Entries taken from a collection
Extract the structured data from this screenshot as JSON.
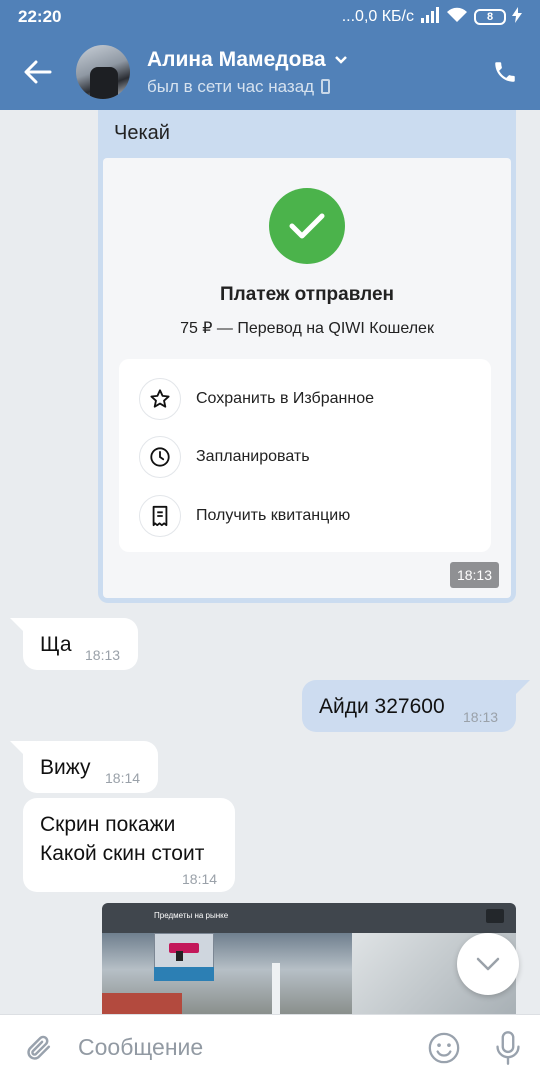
{
  "status_bar": {
    "time": "22:20",
    "network_speed": "...0,0 КБ/с",
    "battery_level": "8"
  },
  "header": {
    "contact_name": "Алина Мамедова",
    "contact_status": "был в сети час назад",
    "icons": [
      "back-arrow-icon",
      "chevron-down-icon",
      "mobile-device-icon",
      "phone-icon"
    ]
  },
  "payment_message": {
    "caption": "Чекай",
    "title": "Платеж отправлен",
    "subtitle": "75 ₽ — Перевод на QIWI Кошелек",
    "actions": [
      {
        "label": "Сохранить в Избранное",
        "icon": "star-icon"
      },
      {
        "label": "Запланировать",
        "icon": "clock-icon"
      },
      {
        "label": "Получить квитанцию",
        "icon": "receipt-icon"
      }
    ],
    "time": "18:13",
    "success_color": "#4bb34b"
  },
  "messages": [
    {
      "direction": "in",
      "text": "Ща",
      "time": "18:13"
    },
    {
      "direction": "out",
      "text": "Айди 327600",
      "time": "18:13"
    },
    {
      "direction": "in",
      "text": "Вижу",
      "time": "18:14"
    },
    {
      "direction": "in",
      "lines": [
        "Скрин покажи",
        "Какой скин стоит"
      ],
      "time": "18:14"
    }
  ],
  "image_message": {
    "header_text": "Предметы на рынке"
  },
  "composer": {
    "placeholder": "Сообщение"
  },
  "colors": {
    "header_bg": "#5181b8",
    "chat_bg": "#e9ecef",
    "outgoing_bubble": "#cddcf0",
    "incoming_bubble": "#ffffff"
  }
}
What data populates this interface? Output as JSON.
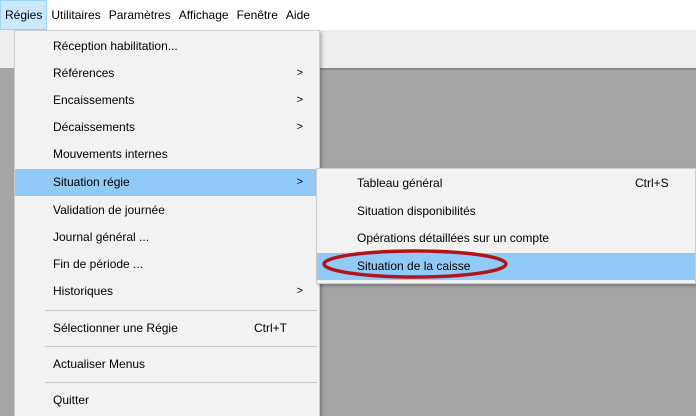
{
  "menubar": {
    "items": [
      {
        "label": "Régies"
      },
      {
        "label": "Utilitaires"
      },
      {
        "label": "Paramètres"
      },
      {
        "label": "Affichage"
      },
      {
        "label": "Fenêtre"
      },
      {
        "label": "Aide"
      }
    ],
    "active_item": "Régies"
  },
  "regies_menu": {
    "items": [
      {
        "label": "Réception habilitation..."
      },
      {
        "label": "Références",
        "submenu": true
      },
      {
        "label": "Encaissements",
        "submenu": true
      },
      {
        "label": "Décaissements",
        "submenu": true
      },
      {
        "label": "Mouvements internes"
      },
      {
        "label": "Situation régie",
        "submenu": true,
        "highlighted": true
      },
      {
        "label": "Validation de journée"
      },
      {
        "label": "Journal général ..."
      },
      {
        "label": "Fin de période ..."
      },
      {
        "label": "Historiques",
        "submenu": true
      },
      {
        "label": "Sélectionner une Régie",
        "shortcut": "Ctrl+T"
      },
      {
        "label": "Actualiser Menus"
      },
      {
        "label": "Quitter"
      }
    ],
    "submenu_arrow": ">"
  },
  "situation_submenu": {
    "items": [
      {
        "label": "Tableau général",
        "shortcut": "Ctrl+S"
      },
      {
        "label": "Situation disponibilités"
      },
      {
        "label": "Opérations détaillées sur un compte"
      },
      {
        "label": "Situation de la caisse",
        "highlighted": true,
        "annotated": true
      }
    ]
  },
  "colors": {
    "highlight": "#91c9f7",
    "menu_background": "#f2f2f2",
    "workspace": "#a5a5a5",
    "annotation": "#b0141c"
  }
}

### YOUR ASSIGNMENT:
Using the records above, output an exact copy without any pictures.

### RESULT OF THIS TASK:
Extract the structured data from this screenshot as JSON.
{
  "status_bar": {
    "time": "22:20",
    "network_speed": "...0,0 КБ/с",
    "battery_level": "8"
  },
  "header": {
    "contact_name": "Алина Мамедова",
    "contact_status": "был в сети час назад",
    "icons": [
      "back-arrow-icon",
      "chevron-down-icon",
      "mobile-device-icon",
      "phone-icon"
    ]
  },
  "payment_message": {
    "caption": "Чекай",
    "title": "Платеж отправлен",
    "subtitle": "75 ₽ — Перевод на QIWI Кошелек",
    "actions": [
      {
        "label": "Сохранить в Избранное",
        "icon": "star-icon"
      },
      {
        "label": "Запланировать",
        "icon": "clock-icon"
      },
      {
        "label": "Получить квитанцию",
        "icon": "receipt-icon"
      }
    ],
    "time": "18:13",
    "success_color": "#4bb34b"
  },
  "messages": [
    {
      "direction": "in",
      "text": "Ща",
      "time": "18:13"
    },
    {
      "direction": "out",
      "text": "Айди 327600",
      "time": "18:13"
    },
    {
      "direction": "in",
      "text": "Вижу",
      "time": "18:14"
    },
    {
      "direction": "in",
      "lines": [
        "Скрин покажи",
        "Какой скин стоит"
      ],
      "time": "18:14"
    }
  ],
  "image_message": {
    "header_text": "Предметы на рынке"
  },
  "composer": {
    "placeholder": "Сообщение"
  },
  "colors": {
    "header_bg": "#5181b8",
    "chat_bg": "#e9ecef",
    "outgoing_bubble": "#cddcf0",
    "incoming_bubble": "#ffffff"
  }
}
What data populates this interface? Output as JSON.
{
  "menubar": {
    "items": [
      {
        "label": "Régies"
      },
      {
        "label": "Utilitaires"
      },
      {
        "label": "Paramètres"
      },
      {
        "label": "Affichage"
      },
      {
        "label": "Fenêtre"
      },
      {
        "label": "Aide"
      }
    ],
    "active_item": "Régies"
  },
  "regies_menu": {
    "items": [
      {
        "label": "Réception habilitation..."
      },
      {
        "label": "Références",
        "submenu": true
      },
      {
        "label": "Encaissements",
        "submenu": true
      },
      {
        "label": "Décaissements",
        "submenu": true
      },
      {
        "label": "Mouvements internes"
      },
      {
        "label": "Situation régie",
        "submenu": true,
        "highlighted": true
      },
      {
        "label": "Validation de journée"
      },
      {
        "label": "Journal général ..."
      },
      {
        "label": "Fin de période ..."
      },
      {
        "label": "Historiques",
        "submenu": true
      },
      {
        "label": "Sélectionner une Régie",
        "shortcut": "Ctrl+T"
      },
      {
        "label": "Actualiser Menus"
      },
      {
        "label": "Quitter"
      }
    ],
    "submenu_arrow": ">"
  },
  "situation_submenu": {
    "items": [
      {
        "label": "Tableau général",
        "shortcut": "Ctrl+S"
      },
      {
        "label": "Situation disponibilités"
      },
      {
        "label": "Opérations détaillées sur un compte"
      },
      {
        "label": "Situation de la caisse",
        "highlighted": true,
        "annotated": true
      }
    ]
  },
  "colors": {
    "highlight": "#91c9f7",
    "menu_background": "#f2f2f2",
    "workspace": "#a5a5a5",
    "annotation": "#b0141c"
  }
}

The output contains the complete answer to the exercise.